Flashcards in Drug Delivery Systems Deck (46):
How can a drug delivery system be formulated?
-to allow selective targeting of a tissue site
-to avoid pre- or systemic metabolism
-to allow a 24 hour action
What determines the drug delivery system we use?
-the dose of the drug to be given
-the frequency of administration
-the timing of administration
What must be considered when choosing a dosage regime?
-age and weight
What is considered oral medication?
-modified release tablets
How are oral medications absorbed?
via the GI tract
How can oral medication be administered?
What are solutions and suspensions useful for?
-patients with swallowing difficulties
How can solutions and suspensions also be given?
Via a naso-gastric or PEG tube
Describe the absorption of solutions/suspensions given via ng/PEG tube.
-absorbed extremely rapidly
-most rapidly from the small intestine
What is absorption of solutions/suspensions dependent on?
What is a suspension?
Dispersions of coarse drug particles in a liquid phase which can be contained within a small volume
What are suspensions good for?
drugs which are insoluble unpalatable as they are better tolerated
What do oral delivery systems involve?
Use of various polymers and hydrogel based formulations
What is the rate limiting step in absorption of tablets?
Dissolution or tablet break down
What are the distinct advantages of tablets/capsules?
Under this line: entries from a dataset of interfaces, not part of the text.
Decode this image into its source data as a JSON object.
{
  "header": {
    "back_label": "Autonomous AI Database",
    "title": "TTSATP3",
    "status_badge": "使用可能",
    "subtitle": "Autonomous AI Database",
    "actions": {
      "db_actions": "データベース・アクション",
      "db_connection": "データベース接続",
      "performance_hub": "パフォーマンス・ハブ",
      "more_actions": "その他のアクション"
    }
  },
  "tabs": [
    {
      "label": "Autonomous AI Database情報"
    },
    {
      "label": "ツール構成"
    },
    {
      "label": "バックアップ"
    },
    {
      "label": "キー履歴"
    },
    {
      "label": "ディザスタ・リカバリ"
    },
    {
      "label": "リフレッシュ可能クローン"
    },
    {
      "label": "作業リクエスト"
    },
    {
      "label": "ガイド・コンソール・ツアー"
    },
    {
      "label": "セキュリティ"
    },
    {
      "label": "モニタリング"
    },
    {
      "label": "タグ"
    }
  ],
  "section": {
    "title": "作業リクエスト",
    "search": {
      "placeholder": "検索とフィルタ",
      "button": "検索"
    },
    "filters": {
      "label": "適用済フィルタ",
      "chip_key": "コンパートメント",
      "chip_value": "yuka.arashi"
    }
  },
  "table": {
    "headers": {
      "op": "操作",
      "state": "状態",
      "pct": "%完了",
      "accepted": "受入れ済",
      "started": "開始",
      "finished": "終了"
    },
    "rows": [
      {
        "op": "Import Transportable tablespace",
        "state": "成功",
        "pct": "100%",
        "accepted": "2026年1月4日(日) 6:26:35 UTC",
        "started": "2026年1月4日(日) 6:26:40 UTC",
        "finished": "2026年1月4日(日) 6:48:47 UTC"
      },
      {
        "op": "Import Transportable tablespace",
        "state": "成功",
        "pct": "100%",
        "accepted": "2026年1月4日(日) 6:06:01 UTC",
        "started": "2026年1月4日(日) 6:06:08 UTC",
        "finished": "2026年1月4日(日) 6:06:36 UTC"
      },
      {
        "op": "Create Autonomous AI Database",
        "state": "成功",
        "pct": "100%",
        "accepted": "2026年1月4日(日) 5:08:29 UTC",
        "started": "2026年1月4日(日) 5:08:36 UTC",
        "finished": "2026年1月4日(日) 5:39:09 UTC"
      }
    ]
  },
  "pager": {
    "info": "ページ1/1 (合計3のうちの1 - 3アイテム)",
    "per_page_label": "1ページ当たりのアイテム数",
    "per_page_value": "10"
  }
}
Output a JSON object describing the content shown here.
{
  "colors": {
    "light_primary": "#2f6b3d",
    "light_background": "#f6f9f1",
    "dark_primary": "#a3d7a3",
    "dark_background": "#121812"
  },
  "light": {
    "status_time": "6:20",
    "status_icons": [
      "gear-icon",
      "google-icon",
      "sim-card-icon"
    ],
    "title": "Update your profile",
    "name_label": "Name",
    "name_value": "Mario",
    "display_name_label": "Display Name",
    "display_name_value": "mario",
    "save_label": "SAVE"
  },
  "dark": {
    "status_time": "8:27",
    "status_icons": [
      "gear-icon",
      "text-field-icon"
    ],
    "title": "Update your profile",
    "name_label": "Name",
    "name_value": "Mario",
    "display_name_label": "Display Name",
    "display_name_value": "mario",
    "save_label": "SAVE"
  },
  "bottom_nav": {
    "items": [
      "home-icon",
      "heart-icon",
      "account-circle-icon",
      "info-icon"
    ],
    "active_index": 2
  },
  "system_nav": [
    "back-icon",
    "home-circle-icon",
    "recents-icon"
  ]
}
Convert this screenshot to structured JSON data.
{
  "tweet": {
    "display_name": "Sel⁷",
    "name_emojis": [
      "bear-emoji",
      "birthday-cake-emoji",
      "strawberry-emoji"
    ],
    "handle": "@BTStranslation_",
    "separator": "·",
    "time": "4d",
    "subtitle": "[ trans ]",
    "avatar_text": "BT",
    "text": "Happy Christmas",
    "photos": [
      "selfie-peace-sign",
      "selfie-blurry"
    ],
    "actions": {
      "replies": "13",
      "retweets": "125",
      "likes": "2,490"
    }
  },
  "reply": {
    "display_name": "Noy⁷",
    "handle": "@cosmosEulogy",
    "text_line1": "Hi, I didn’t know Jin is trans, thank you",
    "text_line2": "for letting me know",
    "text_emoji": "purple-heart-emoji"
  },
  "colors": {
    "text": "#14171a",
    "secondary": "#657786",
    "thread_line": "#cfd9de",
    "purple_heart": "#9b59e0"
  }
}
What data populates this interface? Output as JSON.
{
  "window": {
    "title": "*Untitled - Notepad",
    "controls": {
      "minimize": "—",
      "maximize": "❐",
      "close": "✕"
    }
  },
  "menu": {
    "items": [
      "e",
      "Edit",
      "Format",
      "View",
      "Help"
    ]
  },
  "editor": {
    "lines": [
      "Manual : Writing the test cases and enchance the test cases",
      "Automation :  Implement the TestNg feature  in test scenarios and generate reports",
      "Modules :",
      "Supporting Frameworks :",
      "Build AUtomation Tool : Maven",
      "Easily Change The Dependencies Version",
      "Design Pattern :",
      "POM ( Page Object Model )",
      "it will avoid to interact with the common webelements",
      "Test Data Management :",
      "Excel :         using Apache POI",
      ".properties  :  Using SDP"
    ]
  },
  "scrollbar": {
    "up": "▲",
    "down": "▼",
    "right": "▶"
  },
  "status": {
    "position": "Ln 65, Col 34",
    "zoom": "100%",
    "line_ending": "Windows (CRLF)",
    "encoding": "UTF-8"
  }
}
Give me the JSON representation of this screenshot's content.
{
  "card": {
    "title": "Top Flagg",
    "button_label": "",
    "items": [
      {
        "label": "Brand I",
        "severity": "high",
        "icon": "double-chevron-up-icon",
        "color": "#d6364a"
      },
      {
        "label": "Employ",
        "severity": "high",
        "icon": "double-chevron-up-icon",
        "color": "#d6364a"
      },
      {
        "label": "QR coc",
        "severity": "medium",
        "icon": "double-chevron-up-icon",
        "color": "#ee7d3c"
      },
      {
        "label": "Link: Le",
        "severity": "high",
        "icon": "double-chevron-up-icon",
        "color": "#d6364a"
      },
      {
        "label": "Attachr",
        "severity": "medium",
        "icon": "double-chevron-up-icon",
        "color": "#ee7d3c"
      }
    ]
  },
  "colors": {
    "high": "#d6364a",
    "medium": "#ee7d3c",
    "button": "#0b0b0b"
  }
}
-accuracy of dose
-ease of mass production
What does enteric coating on a tablet do?
enteric coating delays disintegration of the tablet until it reaches the small intestine
Why are tablets enteric coated?
-protect the drug from stomach acid i.e. omeprazole
-protect the stomach from the drug i.e. aspirin
Why are prolonged/ delayed release formulations useful? (5)
-most disorders required prolonged therapy
-maintains drug levels within a therapeutic range
-reduces the need for frequent dosing
-compliance is improved
-improved nursing and doctor compliance
How can the time course for a drug in the body be prolonged?
-reducing the rate of drug absorption
-giving the drug in a form which has slower, but sustained release
What are oral examples of prolonged/delayed release drugs?
What are parenteral preparation examples of prolonged/delayed release drugs?
What are surgical implant examples of prolonged/delayed release drugs?
What are prodrugs?
Prodrugs are synthesised inactive derivatives of an active drug which requires to be metabolically activated after administration
What are the advantages of using prodrugs?
-prolongation of duration of action
-avoidance of degradation of the drug in the gut
What is buccal/sublingual administration ideal for?
drugs which have extensive pre-systemic or first pass metabolism
Why might a drug be administered rectally?
-to treat local conditions such as proctitis
-to achieve systemic absorption (indomethacin)
Does administration via the rectal route bypass pre-systemic metabolism?
What can be administered vaginally?
What does the injection based drug delivery system provide?
fast systemic effects bypassing first-pass metabolism
When are drugs administered IV?
- a rapid onset of action is required
-careful control of plasma levels is required
-a drug has a short half life
IV formulations may be given...
-slowly to prevent toxic effects
-continuous infusion to ensure accurate control of blood levels especially when a drug has a narrow therapeutic index
What do IM injections allow?
a more sustained duration of action
What are subcutaneous injections used for?
How does the transdermal drug delivery system work?
-The drug crosses the skin surface by diffusion by percutaneous absorption and goes into systemic circulation
-bypasses first-pass haptic inactivation
What do skin patches allow?
The release of a drug from reservoir into the skin and then into the systemic circulation.
How can inhaled drugs be delivered?
-breath actuated aerosol
-dry powder device
What are the advantages of inhalation?
-drug delivered directly to site of action
-small doses used
-little systemic absorption
-reduced adverse effects
What is the major disadvantage of inhalation?
Patient education is essential
Describe the action of monoclonal antibodies.
mAbs act directly when binding to a cancer specific antigen and induce immunological response to cancer cells
Why have mAbs been modified?
For delivery of a toxin, cytokine or other active drug
What do pre-clinical and clinical liposomal packed drugs exhibit?
reduced toxicities with enhanced efficiency
What does nanotechnology allow in drug delivery systems?
The drug can be targeted to a precise location which would make the drug much more effective and reduce the chance of possible side-effects
Name 3 nanocarriers?
What are the advantages of nanoparticle based drug delivery?
-more specific targeting and delivery
-reduction in toxicity while maintaining therapeutic efficiency
What are nanoerythrosomes?
-Resealed erythrocytes that can carry proteins, enzymes and macromolecules
-Used in the treatment of liver tumour, parasitic disease and enzyme disease